# [STUDY MATERIAL]
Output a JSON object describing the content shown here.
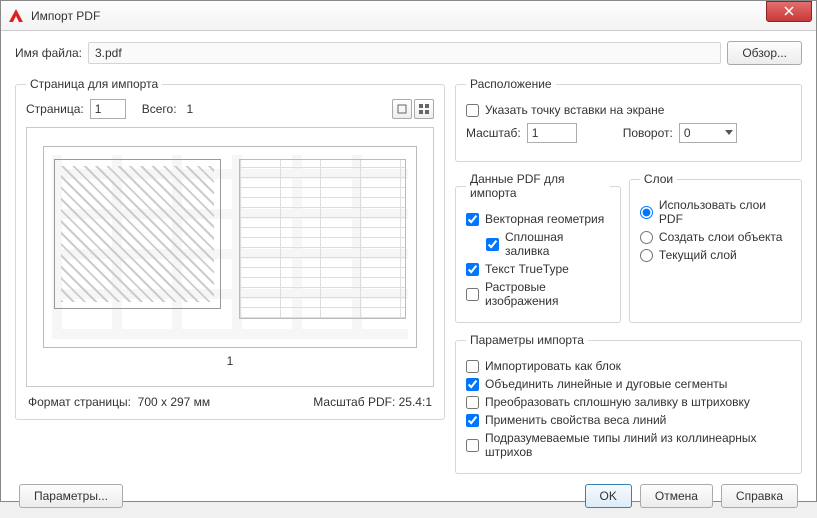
{
  "window": {
    "title": "Импорт PDF"
  },
  "file": {
    "label": "Имя файла:",
    "name": "3.pdf",
    "browse": "Обзор..."
  },
  "pageImport": {
    "legend": "Страница для импорта",
    "pageLabel": "Страница:",
    "pageValue": "1",
    "totalLabel": "Всего:",
    "totalValue": "1",
    "currentPage": "1",
    "formatLabel": "Формат страницы:",
    "formatValue": "700 x  297 мм",
    "scaleLabel": "Масштаб PDF:",
    "scaleValue": "25.4:1"
  },
  "location": {
    "legend": "Расположение",
    "specifyPoint": "Указать точку вставки на экране",
    "scaleLabel": "Масштаб:",
    "scaleValue": "1",
    "rotationLabel": "Поворот:",
    "rotationValue": "0"
  },
  "pdfData": {
    "legend": "Данные PDF для импорта",
    "vector": "Векторная геометрия",
    "solidFill": "Сплошная заливка",
    "truetype": "Текст TrueType",
    "raster": "Растровые изображения"
  },
  "layers": {
    "legend": "Слои",
    "usePdf": "Использовать слои PDF",
    "createObj": "Создать слои объекта",
    "current": "Текущий слой"
  },
  "importOpts": {
    "legend": "Параметры импорта",
    "asBlock": "Импортировать как блок",
    "joinSegments": "Объединить линейные и дуговые сегменты",
    "convertFill": "Преобразовать сплошную заливку в штриховку",
    "lineWeight": "Применить свойства веса линий",
    "inferLinetypes": "Подразумеваемые типы линий из коллинеарных штрихов"
  },
  "footer": {
    "options": "Параметры...",
    "ok": "OK",
    "cancel": "Отмена",
    "help": "Справка"
  }
}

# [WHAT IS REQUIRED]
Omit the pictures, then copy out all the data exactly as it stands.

# [RESULT]
Output a JSON object describing the content shown here.
{
  "window": {
    "title": "Импорт PDF"
  },
  "file": {
    "label": "Имя файла:",
    "name": "3.pdf",
    "browse": "Обзор..."
  },
  "pageImport": {
    "legend": "Страница для импорта",
    "pageLabel": "Страница:",
    "pageValue": "1",
    "totalLabel": "Всего:",
    "totalValue": "1",
    "currentPage": "1",
    "formatLabel": "Формат страницы:",
    "formatValue": "700 x  297 мм",
    "scaleLabel": "Масштаб PDF:",
    "scaleValue": "25.4:1"
  },
  "location": {
    "legend": "Расположение",
    "specifyPoint": "Указать точку вставки на экране",
    "scaleLabel": "Масштаб:",
    "scaleValue": "1",
    "rotationLabel": "Поворот:",
    "rotationValue": "0"
  },
  "pdfData": {
    "legend": "Данные PDF для импорта",
    "vector": "Векторная геометрия",
    "solidFill": "Сплошная заливка",
    "truetype": "Текст TrueType",
    "raster": "Растровые изображения"
  },
  "layers": {
    "legend": "Слои",
    "usePdf": "Использовать слои PDF",
    "createObj": "Создать слои объекта",
    "current": "Текущий слой"
  },
  "importOpts": {
    "legend": "Параметры импорта",
    "asBlock": "Импортировать как блок",
    "joinSegments": "Объединить линейные и дуговые сегменты",
    "convertFill": "Преобразовать сплошную заливку в штриховку",
    "lineWeight": "Применить свойства веса линий",
    "inferLinetypes": "Подразумеваемые типы линий из коллинеарных штрихов"
  },
  "footer": {
    "options": "Параметры...",
    "ok": "OK",
    "cancel": "Отмена",
    "help": "Справка"
  }
}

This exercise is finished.